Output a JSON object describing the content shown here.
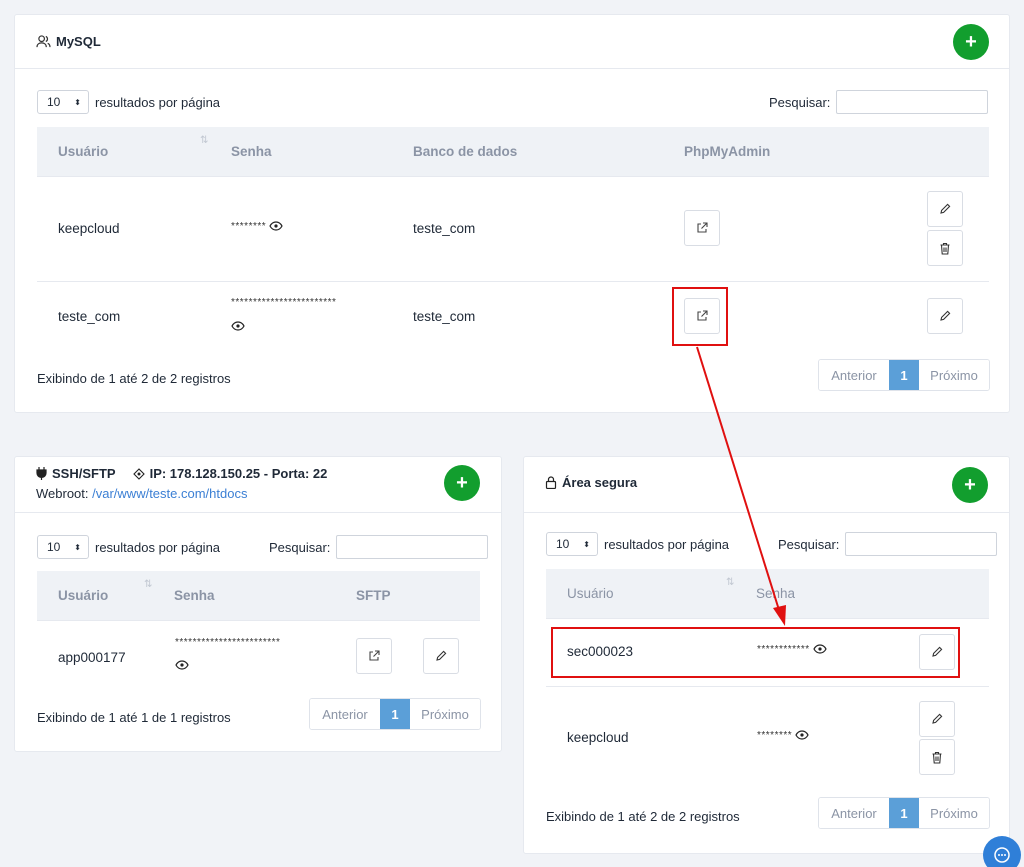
{
  "mysql": {
    "title": "MySQL",
    "add_icon": "plus-icon",
    "page_length": "10",
    "page_length_label": "resultados por página",
    "search_label": "Pesquisar:",
    "columns": [
      "Usuário",
      "Senha",
      "Banco de dados",
      "PhpMyAdmin"
    ],
    "rows": [
      {
        "user": "keepcloud",
        "password": "********",
        "database": "teste_com"
      },
      {
        "user": "teste_com",
        "password": "************************",
        "database": "teste_com"
      }
    ],
    "info": "Exibindo de 1 até 2 de 2 registros",
    "prev": "Anterior",
    "page": "1",
    "next": "Próximo"
  },
  "ssh": {
    "title": "SSH/SFTP",
    "ip_label": "IP: 178.128.150.25 - Porta: 22",
    "webroot_label": "Webroot:",
    "webroot_path": "/var/www/teste.com/htdocs",
    "page_length": "10",
    "page_length_label": "resultados por página",
    "search_label": "Pesquisar:",
    "columns": [
      "Usuário",
      "Senha",
      "SFTP"
    ],
    "rows": [
      {
        "user": "app000177",
        "password": "************************"
      }
    ],
    "info": "Exibindo de 1 até 1 de 1 registros",
    "prev": "Anterior",
    "page": "1",
    "next": "Próximo"
  },
  "secure": {
    "title": "Área segura",
    "page_length": "10",
    "page_length_label": "resultados por página",
    "search_label": "Pesquisar:",
    "columns": [
      "Usuário",
      "Senha"
    ],
    "rows": [
      {
        "user": "sec000023",
        "password": "************"
      },
      {
        "user": "keepcloud",
        "password": "********"
      }
    ],
    "info": "Exibindo de 1 até 2 de 2 registros",
    "prev": "Anterior",
    "page": "1",
    "next": "Próximo"
  },
  "colors": {
    "accent_green": "#129e2e",
    "page_active": "#5b9fd8",
    "annotation_red": "#e01010"
  }
}
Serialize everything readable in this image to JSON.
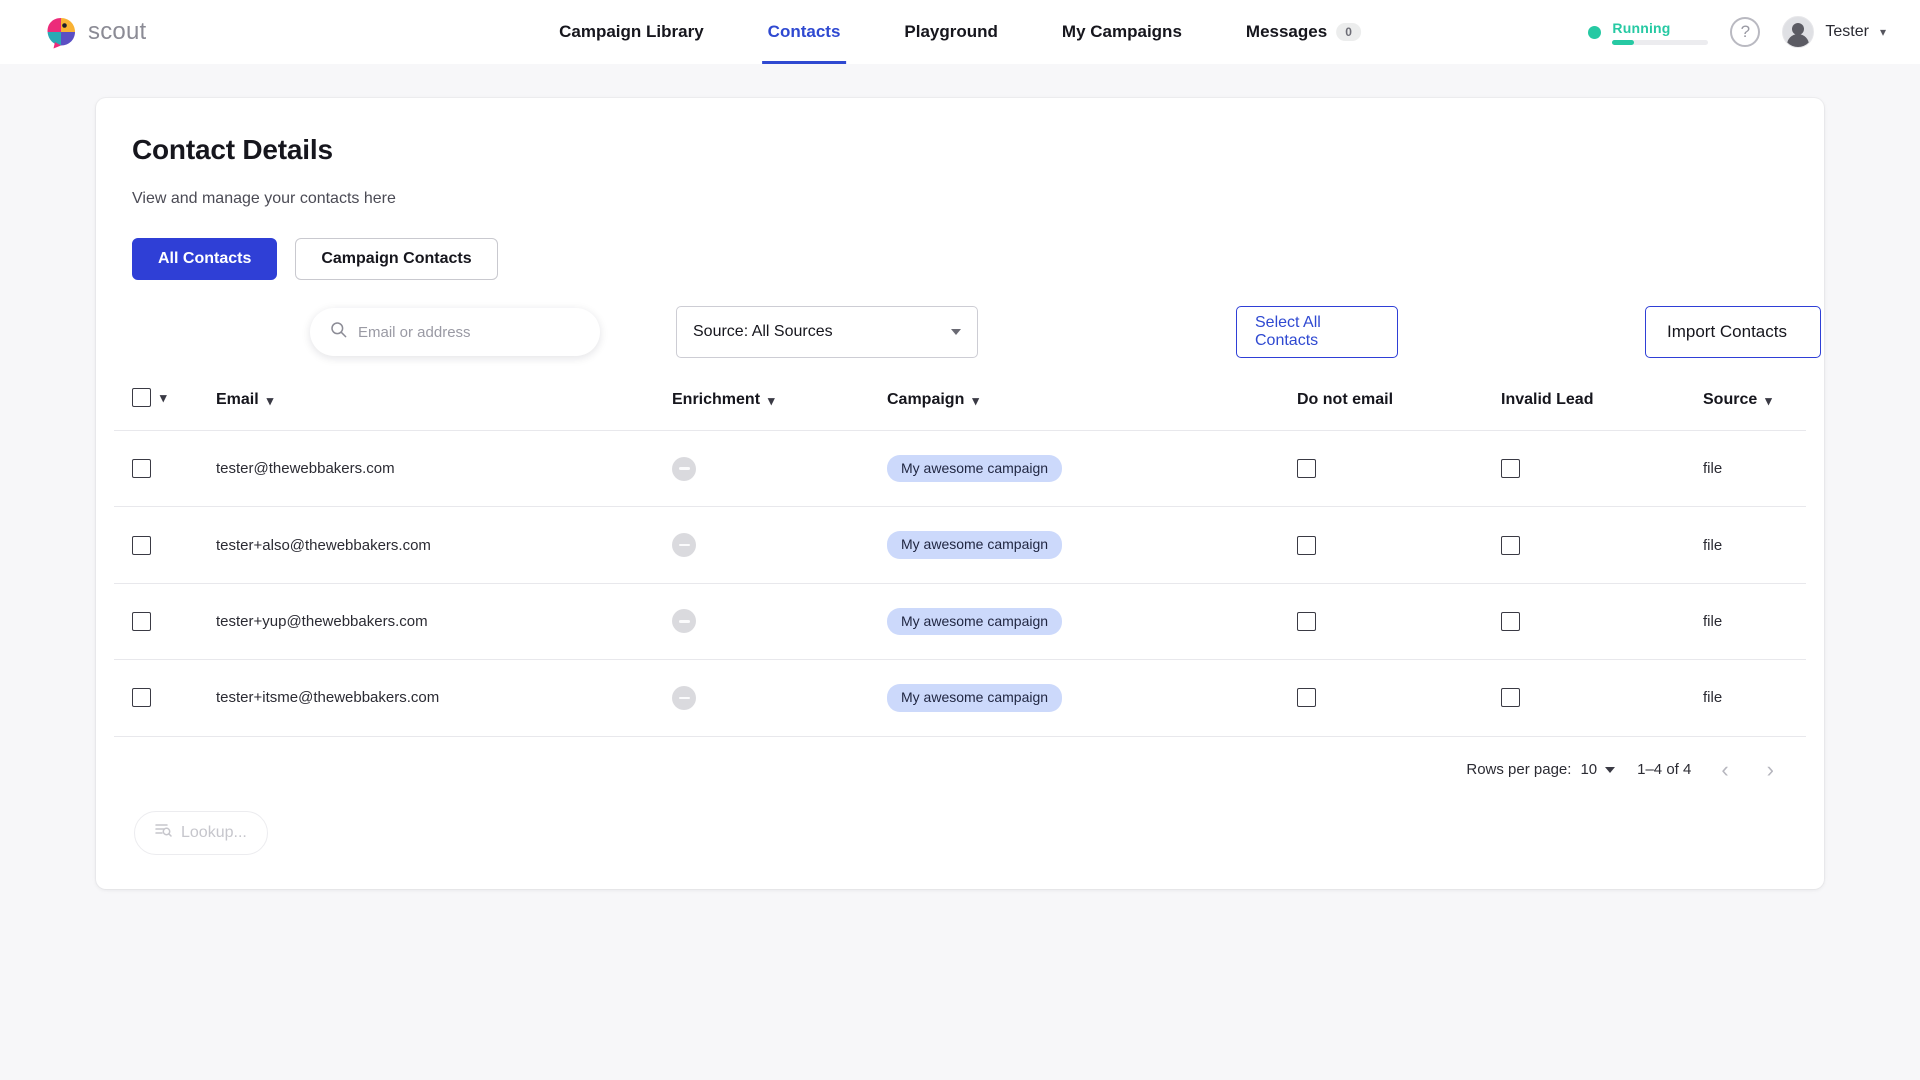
{
  "brand": {
    "name": "scout",
    "logo_icon": "parrot-logo-icon"
  },
  "nav": {
    "items": [
      {
        "label": "Campaign Library",
        "active": false
      },
      {
        "label": "Contacts",
        "active": true
      },
      {
        "label": "Playground",
        "active": false
      },
      {
        "label": "My Campaigns",
        "active": false
      }
    ],
    "messages": {
      "label": "Messages",
      "badge": "0"
    }
  },
  "topright": {
    "status_label": "Running",
    "status_color": "#26c9a3",
    "progress_percent": 22,
    "help_icon": "question-mark-icon",
    "avatar_icon": "user-avatar-icon",
    "user_name": "Tester",
    "caret_icon": "chevron-down-icon"
  },
  "page": {
    "title": "Contact Details",
    "subtitle": "View and manage your contacts here"
  },
  "tabs": [
    {
      "label": "All Contacts",
      "variant": "primary"
    },
    {
      "label": "Campaign Contacts",
      "variant": "ghost"
    }
  ],
  "filters": {
    "search_placeholder": "Email or address",
    "search_value": "",
    "search_icon": "search-icon",
    "source_select_value": "Source: All Sources",
    "select_all_label": "Select All Contacts",
    "import_label": "Import Contacts"
  },
  "table": {
    "columns": [
      {
        "key": "select",
        "label": "",
        "sortable": true
      },
      {
        "key": "email",
        "label": "Email",
        "sortable": true
      },
      {
        "key": "enrichment",
        "label": "Enrichment",
        "sortable": true
      },
      {
        "key": "campaign",
        "label": "Campaign",
        "sortable": true
      },
      {
        "key": "do_not_email",
        "label": "Do not email",
        "sortable": false
      },
      {
        "key": "invalid_lead",
        "label": "Invalid Lead",
        "sortable": false
      },
      {
        "key": "source",
        "label": "Source",
        "sortable": true
      }
    ],
    "rows": [
      {
        "email": "tester@thewebbakers.com",
        "enrichment_icon": "minus-circle-icon",
        "campaign": "My awesome campaign",
        "do_not_email": false,
        "invalid_lead": false,
        "source": "file"
      },
      {
        "email": "tester+also@thewebbakers.com",
        "enrichment_icon": "minus-circle-icon",
        "campaign": "My awesome campaign",
        "do_not_email": false,
        "invalid_lead": false,
        "source": "file"
      },
      {
        "email": "tester+yup@thewebbakers.com",
        "enrichment_icon": "minus-circle-icon",
        "campaign": "My awesome campaign",
        "do_not_email": false,
        "invalid_lead": false,
        "source": "file"
      },
      {
        "email": "tester+itsme@thewebbakers.com",
        "enrichment_icon": "minus-circle-icon",
        "campaign": "My awesome campaign",
        "do_not_email": false,
        "invalid_lead": false,
        "source": "file"
      }
    ]
  },
  "pagination": {
    "rows_per_page_label": "Rows per page:",
    "rows_per_page_value": "10",
    "range_label": "1–4 of 4",
    "prev_icon": "chevron-left-icon",
    "next_icon": "chevron-right-icon"
  },
  "footer": {
    "lookup_label": "Lookup...",
    "lookup_icon": "list-search-icon"
  },
  "colors": {
    "accent": "#2f3fd6",
    "accent_text": "#2f49d1",
    "chip_bg": "#ccd9fb",
    "status_green": "#26c9a3",
    "page_bg": "#f7f7f9"
  }
}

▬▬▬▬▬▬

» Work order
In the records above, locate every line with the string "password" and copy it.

» Result of the exercise
        "password": "********",
        "password": "************************",
        "password": "************************"
        "password": "************"
        "password": "********"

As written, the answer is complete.